Now for the benefit of our little "friends"from yesterday - here is the CRT sign that confirms the mooring arrangements
Last line of the top part -
Triple berthing is not permitted (maximum of 2 narrowboats or 1 widebeam boat only)
Can't be simpler than that - doesn't require too much counting or real knowledge - just the ability to read and of course know that it applies to everyone.
|Not 2 narrowboats breasted up.|
It is not a case of not liking Londoners - I just simply do not like people who believe that they are better than others and have a right to do whatever they like.
Today we decided to head off to watch the London Marathon - the 35th "running" of the event and the last by Paula Radcliffe.
Train down to Tower Hill and masses of people all around, which must be the norm for the English public.
Still it was a fun time - everyone seemed to be having a good time and enjoying themselves.
Found a good position just before the 23 mile mark and got some shots of a few of the disabled athletes - their efforts no better/no worse than the professionals - perhaps more praiseworthy.
After that we moved down a bit further for a better view; not long after the leading group in the men's section came through
The fellow in the light blue top was the eventual winner, but just to be going that well would be good enough for me.
Superheroes mixing with mere mortals are always good and spiderman was certainly inside the top 50 runners.
We had thought that the women had gone through earlier - Diane googled it and it appeared that they had started an hour before the men, and that we may have missed Paula Radcliffe, but no sooner had we saw that, than a motorcycle with cameraman was in front of a group which included Ms.Radcliffe (below)
Even though the leaders were finished, marathons are about individual effort and performance; the race went on - thousands still beating out the rhythm on the road
The party atmosphere was there - at least for the spectators with bands along the way keeping the music flowing and encouraging all runners
We moved away as it made us feel a bit inadequate seeing all of these people far fitter than we were, so we headed over towards the Thames
|The Shard - why haven't they finished|
|For Diane's favourite sister|
We then trained it down to Limehouse to have a bit of a look around down there - you really have to love the DLR - driverless trains; not the first time that we have experienced them either in England or elswhere - the announcements are more easily understood; the travel is more smooth - just having a nice little dig at Diane's cousin Phil who is a train driver on the Metropolitan line

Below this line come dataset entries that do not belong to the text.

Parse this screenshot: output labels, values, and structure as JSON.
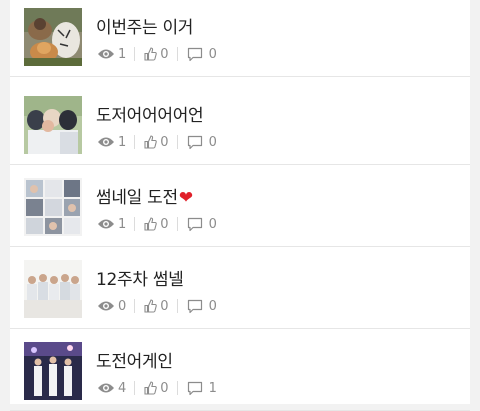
{
  "posts": [
    {
      "title": "이번주는 이거",
      "heart": "",
      "views": "1",
      "likes": "0",
      "comments": "0"
    },
    {
      "title": "도저어어어어언",
      "heart": "",
      "views": "1",
      "likes": "0",
      "comments": "0"
    },
    {
      "title": "썸네일 도전",
      "heart": "❤",
      "views": "1",
      "likes": "0",
      "comments": "0"
    },
    {
      "title": "12주차 썸넬",
      "heart": "",
      "views": "0",
      "likes": "0",
      "comments": "0"
    },
    {
      "title": "도전어게인",
      "heart": "",
      "views": "4",
      "likes": "0",
      "comments": "1"
    }
  ],
  "icons": {
    "views": "eye-icon",
    "likes": "thumbs-up-icon",
    "comments": "comment-bubble-icon"
  },
  "colors": {
    "meta_text": "#8c8c8c",
    "heart": "#e0202a",
    "divider": "#e6e6e6"
  }
}
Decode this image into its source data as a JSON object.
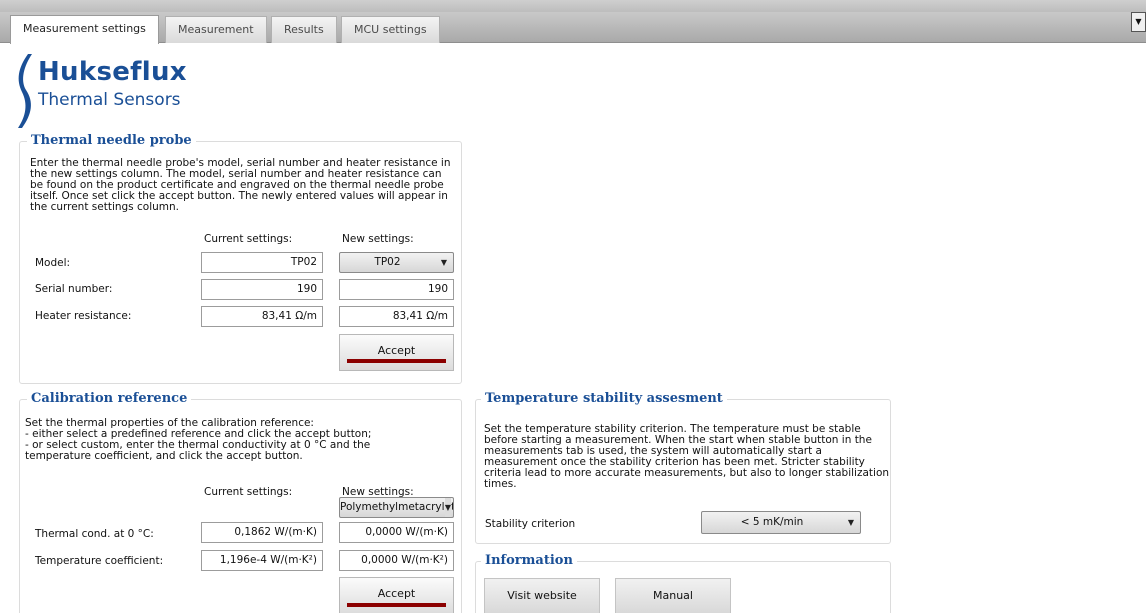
{
  "tabs": [
    {
      "label": "Measurement settings",
      "active": true
    },
    {
      "label": "Measurement",
      "active": false
    },
    {
      "label": "Results",
      "active": false
    },
    {
      "label": "MCU settings",
      "active": false
    }
  ],
  "corner_button_icon": "chevron-down-icon",
  "logo": {
    "name": "Hukseflux",
    "subtitle": "Thermal Sensors",
    "color": "#1a4f96"
  },
  "thermal_needle_probe": {
    "title": "Thermal needle probe",
    "description": [
      "Enter the thermal needle probe's model, serial number and heater resistance in",
      "the new settings column. The model, serial number and heater resistance can",
      "be found on the product certificate and engraved on the thermal needle probe",
      "itself. Once set click the accept button. The newly entered values will appear in",
      "the current settings column."
    ],
    "current_header": "Current settings:",
    "new_header": "New settings:",
    "rows": [
      {
        "label": "Model:",
        "current": "TP02",
        "new": "TP02"
      },
      {
        "label": "Serial number:",
        "current": "190",
        "new": "190"
      },
      {
        "label": "Heater resistance:",
        "current": "83,41 Ω/m",
        "new": "83,41 Ω/m"
      }
    ],
    "accept_label": "Accept"
  },
  "calibration_reference": {
    "title": "Calibration reference",
    "description": [
      "Set the thermal properties of the calibration reference:",
      "- either select a predefined reference and click the accept button;",
      "- or select custom, enter the thermal conductivity at 0 °C and the",
      "temperature coefficient, and click the accept button."
    ],
    "current_header": "Current settings:",
    "new_header": "New settings:",
    "reference_select": "Polymethylmetacrylate",
    "rows": [
      {
        "label": "Thermal cond. at 0 °C:",
        "current": "0,1862 W/(m·K)",
        "new": "0,0000 W/(m·K)"
      },
      {
        "label": "Temperature coefficient:",
        "current": "1,196e-4 W/(m·K²)",
        "new": "0,0000 W/(m·K²)"
      }
    ],
    "accept_label": "Accept"
  },
  "temperature_stability": {
    "title": "Temperature stability assesment",
    "description": [
      "Set the temperature stability criterion. The temperature must be stable",
      "before starting a measurement. When the start when stable button in the",
      "measurements tab is used, the system will automatically start a",
      "measurement once the stability criterion has been met. Stricter stability",
      "criteria lead to more accurate measurements, but also to longer stabilization",
      "times."
    ],
    "criterion_label": "Stability criterion",
    "criterion_value": "< 5 mK/min"
  },
  "information": {
    "title": "Information",
    "visit_website_label": "Visit website",
    "manual_label": "Manual"
  },
  "colors": {
    "accent": "#1a4f96",
    "accept_bar": "#8b0000"
  }
}
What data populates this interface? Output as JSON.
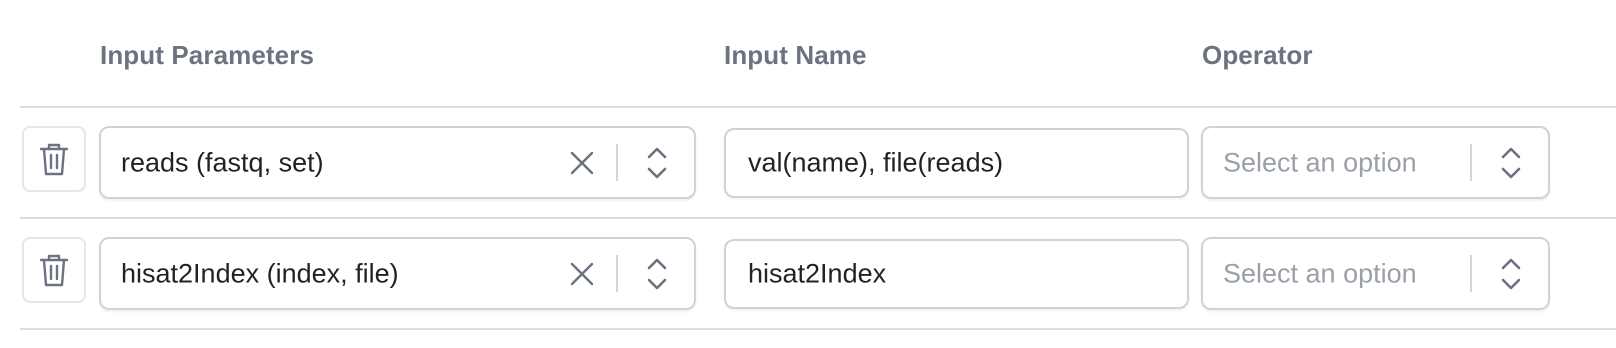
{
  "headers": {
    "input_parameters": "Input Parameters",
    "input_name": "Input Name",
    "operator": "Operator"
  },
  "rows": [
    {
      "parameter": "reads (fastq, set)",
      "input_name": "val(name), file(reads)",
      "operator_placeholder": "Select an option"
    },
    {
      "parameter": "hisat2Index (index, file)",
      "input_name": "hisat2Index",
      "operator_placeholder": "Select an option"
    }
  ],
  "icons": {
    "delete": "trash-icon",
    "clear": "close-icon",
    "toggle": "chevron-up-down-icon"
  },
  "colors": {
    "header_text": "#6b7280",
    "value_text": "#1f2328",
    "placeholder_text": "#9aa0a8",
    "border": "#cfd3d9"
  }
}
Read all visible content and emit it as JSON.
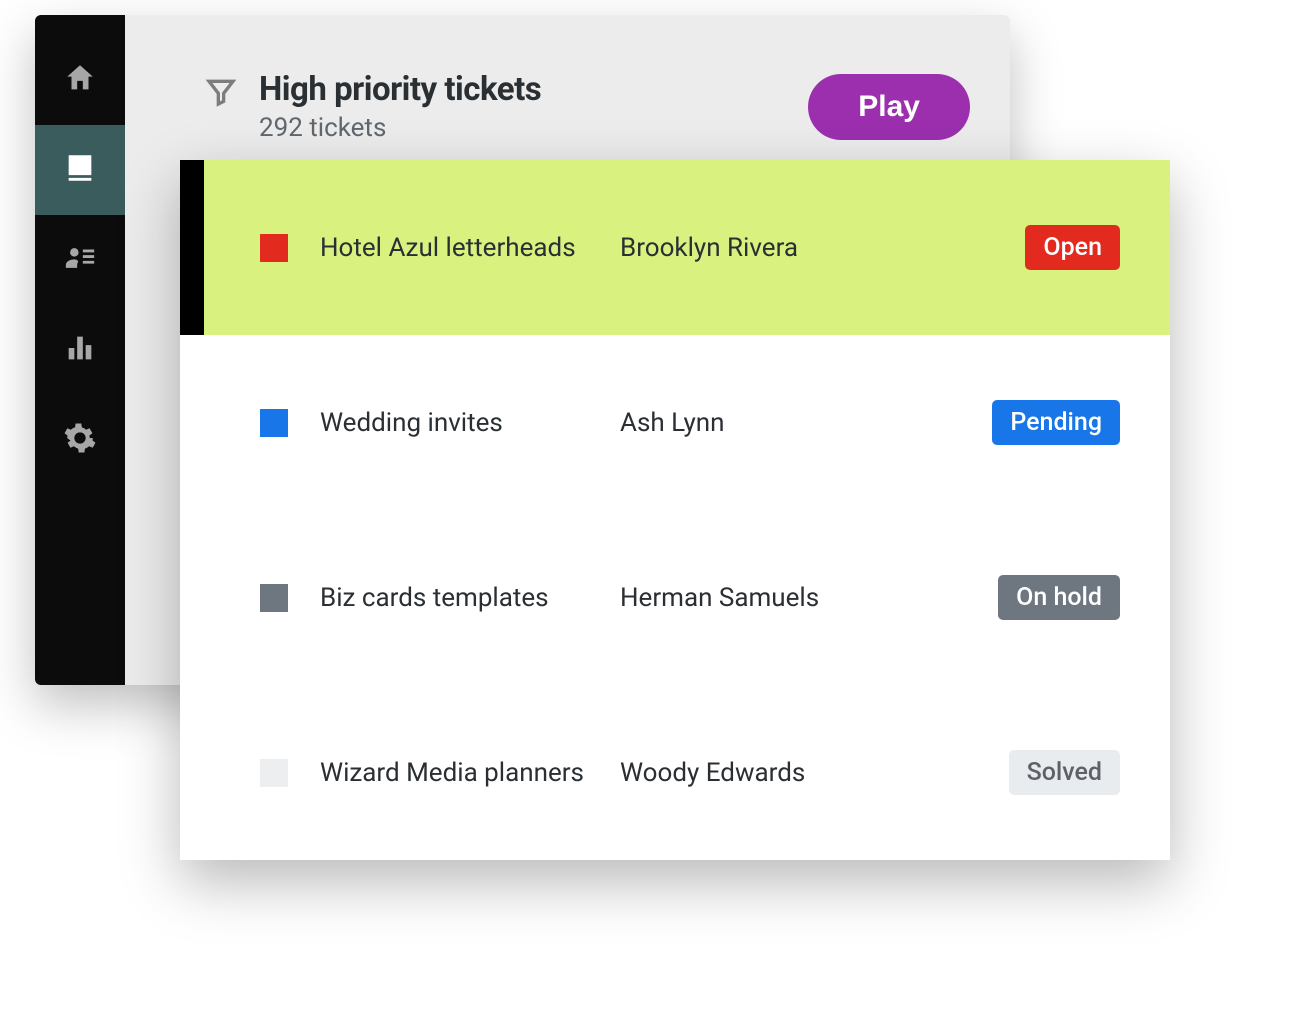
{
  "header": {
    "title": "High priority tickets",
    "subtitle": "292 tickets",
    "play_label": "Play"
  },
  "status_colors": {
    "Open": {
      "bg": "#e22a1f",
      "fg": "#ffffff"
    },
    "Pending": {
      "bg": "#1976e8",
      "fg": "#ffffff"
    },
    "On hold": {
      "bg": "#6e7680",
      "fg": "#ffffff"
    },
    "Solved": {
      "bg": "#e9ecef",
      "fg": "#5c6268"
    }
  },
  "tickets": [
    {
      "chip": "#e22a1f",
      "subject": "Hotel Azul letterheads",
      "requester": "Brooklyn Rivera",
      "status": "Open",
      "selected": true
    },
    {
      "chip": "#1976e8",
      "subject": "Wedding invites",
      "requester": "Ash Lynn",
      "status": "Pending",
      "selected": false
    },
    {
      "chip": "#6e7680",
      "subject": "Biz cards templates",
      "requester": "Herman Samuels",
      "status": "On hold",
      "selected": false
    },
    {
      "chip": "#eceeef",
      "subject": "Wizard Media planners",
      "requester": "Woody Edwards",
      "status": "Solved",
      "selected": false
    }
  ]
}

|If they are driverless, then why do they need|
After checking out the basin at Limehouse, the race was still going on around us, so a few more shots of competitors - this time the more zany ones was appropriate.
Let's remember that so many of the runners are doing this to help raise money for their nominated charities and the pain that they are going through to do this is deserving of the end result
|notice the beard!|
|There were a few of these Rhinos around|
|Big bird and friend - Diane|
A little further on we found where the course double-backed on itself and runners were a bit thicker on the ground
And the band played on - this time a band of drummers - putting out a very good beat
Back to a few of the stragglers - we need to encourage all people with a Welsh leaning - keep going girls -
And all good things must come to an end - somewhere the line is drawn and those behind this car have to move to the footpath.....
...before they get cleaned up, along with the lines marking the course.
We found a set of steps leading down to the Thames - at water level - the tide was out, so we couldn't resist the chance of a few photos...
Now with over 10,000 steps on the pedometer ourselves, and not having had lunch yet, we ourselves saw the need to start heading back - the nearest station was Shadwell - was a little way off, but we found it and used the Overground.
Still find it strange that the Police block off half the entry points to the stations and force everyone into a slow queue - that doesn't help move people away quickly from a crowded area - a bit like having a huge stadium try to empty with half the exits closed.
Amazing how everyone jams themselves into the carriages near to the platform entrance and others are near empty, we found a section at the front of the train occupied with only one other person and started a conversation without any problem, and he turned out to be a driver on that line - Hammersmith & City. A really nice guy called Gino, who it turns out has a bit of a phobia with spiders, sea-snails and sharks - but maybe only those that are in Australia.
What a really nice guy.
|Gino - on his way to work for the evening. Diane was|
coveting his nice orange Underground bag - he did take
good care not to let her too close to it.
After leaving Paddington, it was time for something to it and we found ourselves in The Sawyers Arms just around the corner - a lovely meal and not too expensive even for London.
On the last walk for the day, there were a group of people crowding around admiring this..
Today was far more enjoyable than yesterday and maybe we are starting to get a bit more used to the pace of the city - we can never get used to nor condone bad manners.